Many U.S. companies do not export from their locations in the USA. They have enough sales volume to bring the goods into Canada directly from the offshore country without ever landing in the USA and can then take advantage of Canada”s trade agreements with other countries. Just one of the benefits of being a Non-Resident Importer!

Let”s look at another example of how you can use the NRI option to your benefit — perhaps you export (not as an NRI) high end walking sticks made in Italy to Canada. These walking sticks are so desirable, you have no trouble selling them to the Canadian market, despite the Canadian consumer has to pay tax and 7% duty to import them.

With the product, you offer a lifetime warranty of a free replacement, should any of the walking sticks break or crack but the customer will still be responsible for the duty & taxes on the free replacement. The customer is not so happy. If you shipped as the a Non-Resident Importer, the customer would not endure anymore costs. Your customer in Canada is extremely pleased with your hassle free replacement warranty and spreads the word.

You decide to use the NRI option for all your sales to Canada and find you can actually reduce the cost by acting as the NRI due to your weekly volume of shipments to Canada.  Your phone starts ringing, and your website traffic increases with even more orders for the beautiful lifetime guaranteed Italian walking stick!  A true success story!

For more information on NRI option and how it can benefit your sales in Canada, contact us at shipmentstocanada@pcb.ca and get a jump on other exporters to Canada who are not taking advantage of the Non-Resident Importer option.

NRI- Be Prepared Before You Ship

Antique Books and Glasses“Risk comes from not knowing what you’re doing.”
Warren Buffett

 

Would you go cliff diving without knowing how deep the water is? Of course not!

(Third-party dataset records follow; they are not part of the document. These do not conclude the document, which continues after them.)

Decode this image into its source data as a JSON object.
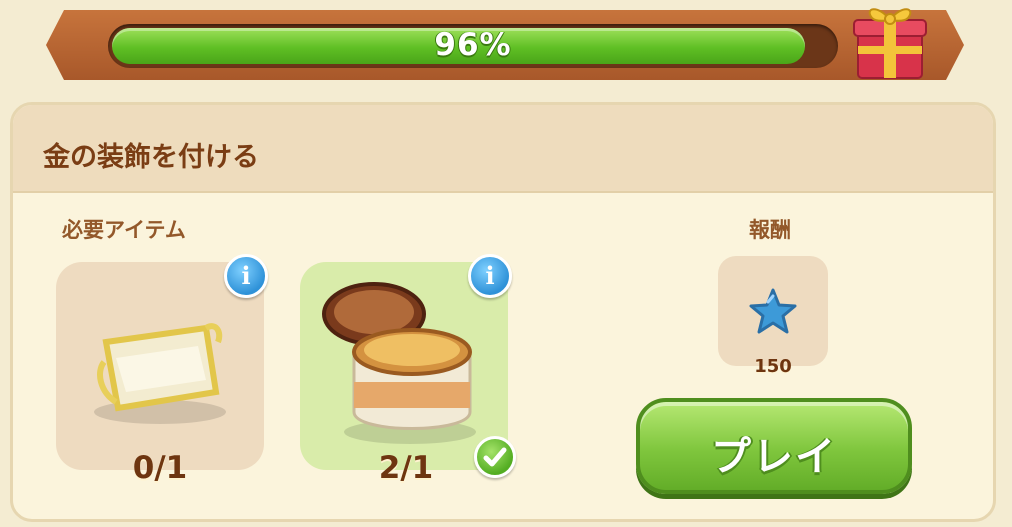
{
  "progress": {
    "percent_text": "96%",
    "fraction": 0.96
  },
  "quest": {
    "title": "金の装飾を付ける",
    "required_label": "必要アイテム",
    "reward_label": "報酬"
  },
  "items": [
    {
      "name": "cloth-roll",
      "count": "0/1",
      "complete": false,
      "info_glyph": "i"
    },
    {
      "name": "polish-jar",
      "count": "2/1",
      "complete": true,
      "info_glyph": "i"
    }
  ],
  "reward": {
    "icon": "blue-star-icon",
    "value": "150"
  },
  "play_button": {
    "label": "プレイ"
  },
  "colors": {
    "progress_green": "#5fbf24",
    "frame_brown": "#b8622f",
    "title_brown": "#7a3d14",
    "info_blue": "#2f92d8",
    "play_green": "#7fc63d"
  }
}
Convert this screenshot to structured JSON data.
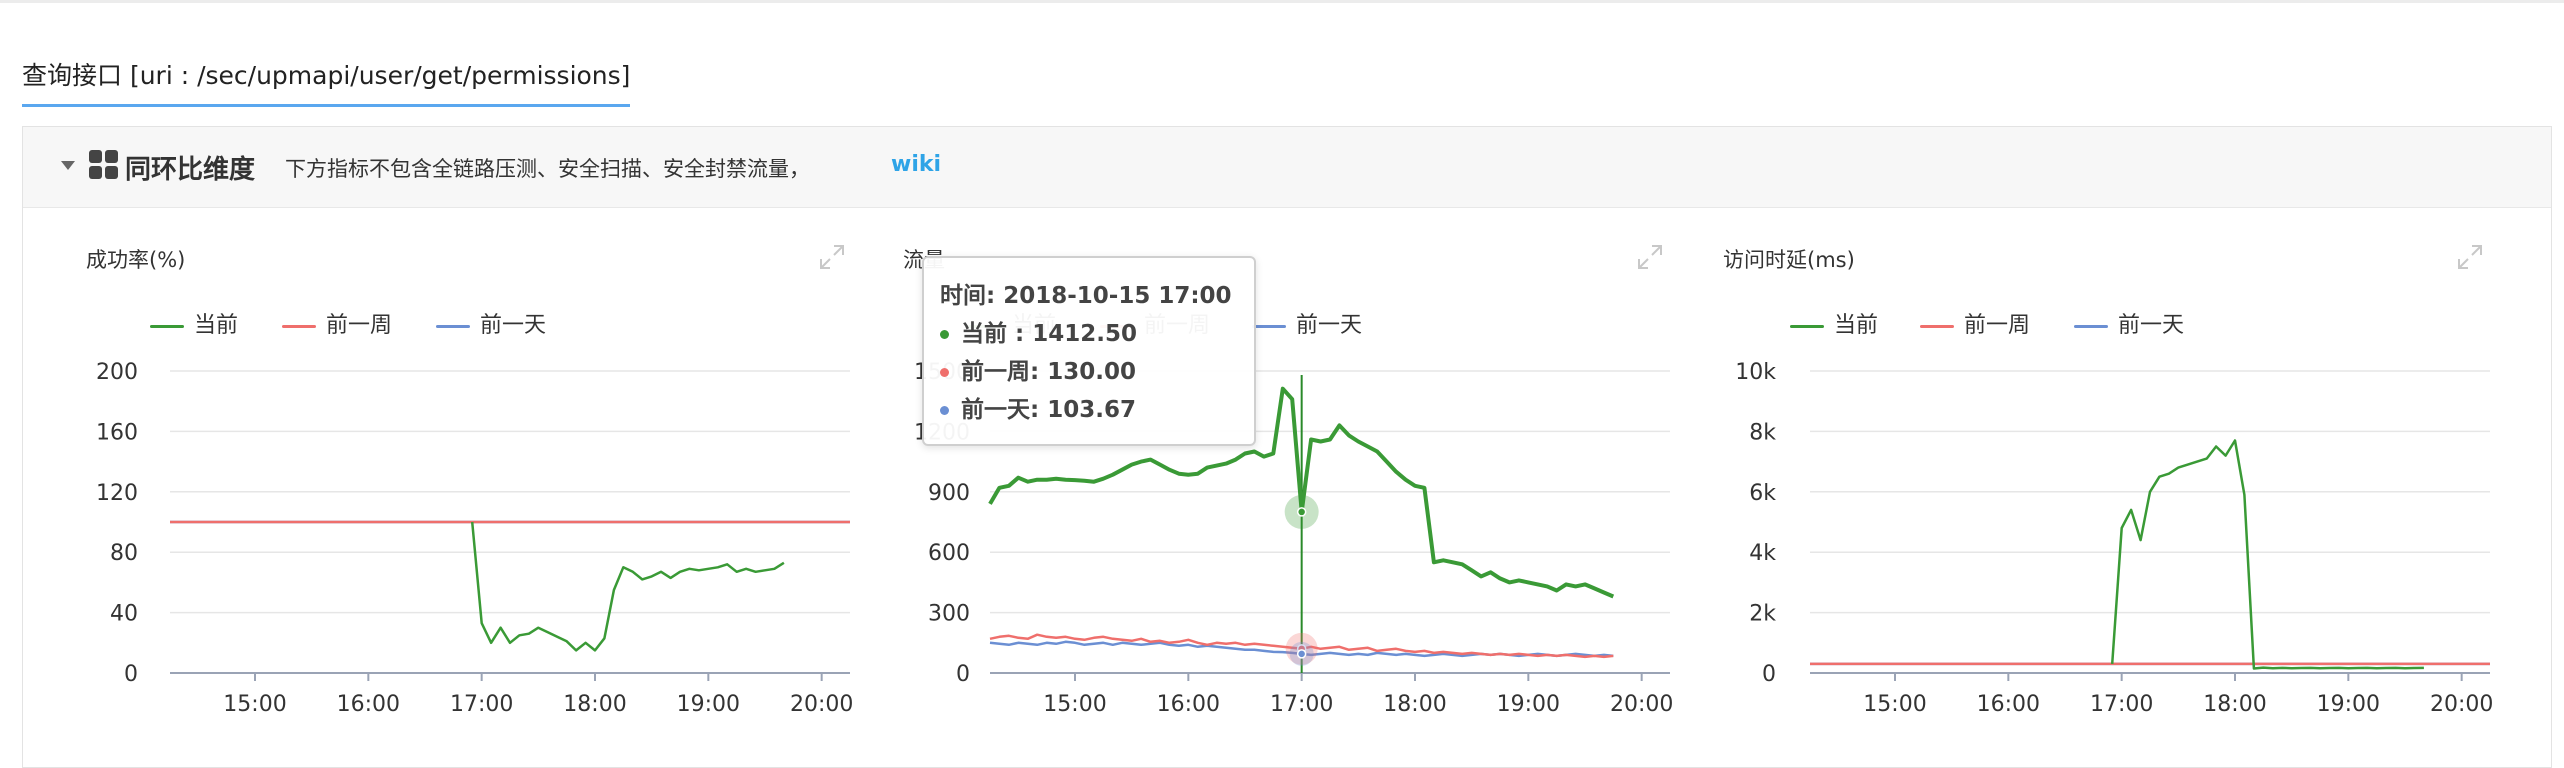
{
  "page_title": "查询接口 [uri : /sec/upmapi/user/get/permissions]",
  "panel": {
    "title": "同环比维度",
    "description": "下方指标不包含全链路压测、安全扫描、安全封禁流量，",
    "wiki_label": "wiki"
  },
  "colors": {
    "current": "#3a9a36",
    "last_week": "#ef6f6c",
    "yesterday": "#6b8fd3"
  },
  "legend": {
    "current": "当前",
    "last_week": "前一周",
    "yesterday": "前一天"
  },
  "tooltip": {
    "time": "时间: 2018-10-15 17:00",
    "current": "当前   : 1412.50",
    "last_week": "前一周: 130.00",
    "yesterday": "前一天: 103.67"
  },
  "chart_data": [
    {
      "type": "line",
      "title": "成功率(%)",
      "x_ticks": [
        "15:00",
        "16:00",
        "17:00",
        "18:00",
        "19:00",
        "20:00"
      ],
      "y_ticks": [
        "0",
        "40",
        "80",
        "120",
        "160",
        "200"
      ],
      "ylim": [
        0,
        200
      ],
      "x_range": [
        "14:15",
        "20:15"
      ],
      "series": [
        {
          "name": "当前",
          "color_key": "current",
          "start": "16:55",
          "step_min": 5,
          "values": [
            100,
            33,
            20,
            30,
            20,
            25,
            26,
            30,
            27,
            24,
            21,
            15,
            20,
            15,
            23,
            55,
            70,
            67,
            62,
            64,
            67,
            63,
            67,
            69,
            68,
            69,
            70,
            72,
            67,
            69,
            67,
            68,
            69,
            73
          ]
        },
        {
          "name": "前一周",
          "color_key": "last_week",
          "start": "14:15",
          "step_min": 360,
          "values": [
            100,
            100
          ]
        },
        {
          "name": "前一天",
          "color_key": "yesterday",
          "start": "14:15",
          "step_min": 360,
          "values": [
            100,
            100
          ]
        }
      ]
    },
    {
      "type": "line",
      "title": "流量",
      "x_ticks": [
        "15:00",
        "16:00",
        "17:00",
        "18:00",
        "19:00",
        "20:00"
      ],
      "y_ticks": [
        "0",
        "300",
        "600",
        "900",
        "1200",
        "1500"
      ],
      "ylim": [
        0,
        1500
      ],
      "x_range": [
        "14:15",
        "20:15"
      ],
      "highlight_x": "17:00",
      "series": [
        {
          "name": "当前",
          "color_key": "current",
          "start": "14:15",
          "step_min": 5,
          "values": [
            840,
            920,
            930,
            970,
            950,
            960,
            960,
            965,
            960,
            958,
            955,
            950,
            965,
            985,
            1010,
            1035,
            1050,
            1060,
            1035,
            1010,
            990,
            985,
            990,
            1020,
            1030,
            1040,
            1060,
            1090,
            1100,
            1075,
            1090,
            1412,
            1360,
            800,
            1160,
            1150,
            1160,
            1230,
            1180,
            1150,
            1125,
            1100,
            1050,
            1000,
            960,
            930,
            920,
            550,
            560,
            550,
            540,
            510,
            480,
            500,
            470,
            450,
            460,
            450,
            440,
            430,
            410,
            440,
            430,
            440,
            420,
            400,
            380
          ]
        },
        {
          "name": "前一周",
          "color_key": "last_week",
          "start": "14:15",
          "step_min": 5,
          "values": [
            170,
            180,
            185,
            175,
            170,
            190,
            180,
            175,
            180,
            170,
            165,
            175,
            180,
            170,
            165,
            160,
            170,
            155,
            160,
            150,
            155,
            165,
            150,
            140,
            150,
            145,
            150,
            140,
            145,
            140,
            135,
            130,
            125,
            120,
            130,
            120,
            125,
            130,
            115,
            120,
            125,
            110,
            115,
            120,
            110,
            105,
            110,
            100,
            105,
            100,
            95,
            100,
            95,
            90,
            95,
            90,
            95,
            90,
            85,
            90,
            85,
            90,
            85,
            80,
            85,
            80,
            85
          ]
        },
        {
          "name": "前一天",
          "color_key": "yesterday",
          "start": "14:15",
          "step_min": 5,
          "values": [
            150,
            145,
            140,
            150,
            145,
            140,
            150,
            145,
            155,
            150,
            140,
            145,
            150,
            140,
            150,
            145,
            140,
            145,
            150,
            140,
            135,
            140,
            130,
            135,
            130,
            125,
            120,
            115,
            115,
            110,
            105,
            104,
            100,
            95,
            90,
            95,
            100,
            95,
            90,
            95,
            90,
            100,
            95,
            90,
            95,
            90,
            85,
            90,
            95,
            90,
            85,
            90,
            95,
            90,
            95,
            90,
            85,
            90,
            95,
            90,
            85,
            90,
            95,
            90,
            85,
            90,
            85
          ]
        }
      ]
    },
    {
      "type": "line",
      "title": "访问时延(ms)",
      "x_ticks": [
        "15:00",
        "16:00",
        "17:00",
        "18:00",
        "19:00",
        "20:00"
      ],
      "y_ticks": [
        "0",
        "2k",
        "4k",
        "6k",
        "8k",
        "10k"
      ],
      "ylim": [
        0,
        10000
      ],
      "x_range": [
        "14:15",
        "20:15"
      ],
      "series": [
        {
          "name": "当前",
          "color_key": "current",
          "start": "16:55",
          "step_min": 5,
          "values": [
            300,
            4800,
            5400,
            4400,
            6000,
            6500,
            6600,
            6800,
            6900,
            7000,
            7100,
            7500,
            7200,
            7700,
            5900,
            150,
            180,
            160,
            170,
            160,
            165,
            170,
            160,
            165,
            170,
            160,
            165,
            170,
            160,
            165,
            170,
            160,
            165,
            170
          ]
        },
        {
          "name": "前一周",
          "color_key": "last_week",
          "start": "14:15",
          "step_min": 360,
          "values": [
            300,
            300
          ]
        },
        {
          "name": "前一天",
          "color_key": "yesterday",
          "start": "14:15",
          "step_min": 360,
          "values": [
            300,
            300
          ]
        }
      ]
    }
  ]
}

Exporting to Canada can be an easy process or difficult depending upon your knowledge and resources. Many US Companies have been setting up as Non-Resident Importers without knowing all the facts and or not enough preparation before they start using the NRI option for their sales advantage to Canada.

I always remember and refer to the Boy Scouts motto “Be Prepared” for reviewing the NRI process before you export your goods to Canada.

B – Begin the information gathering, find out what is needed to import your   product into Canada, are there any     special permits or licenses needed?

EExplore different ways you can price your product to make it attractive to the buyer. Should you build in import costs in the price you show, or detail   them on your invoice?

 P – Plan how you are going to ship and distribute your products in Canada.     Consolidate or Ship direct?

RRequest the services of our consulting team to rate your catalog of products   to discover the duty rates that may affect your delivered price.

EEstablish your final delivered price, making sure all import costs are   included to maximize profits.

PProceed with the document set up with Pacific Customs Brokers to make   sure your import account is set up and ready to avoid border delays.

A – Audit your procedures and how your paper trail will look to ensure you are in     compliance with all customs   regulations.

RReview the GST tax considerations, do you need to, or should you register   for a GST tax account.

EEducate your sales staff on how to quote a landed cost.

DDelight your customers in Canada with your no border hassle sales solution   and Sell, sell, sell!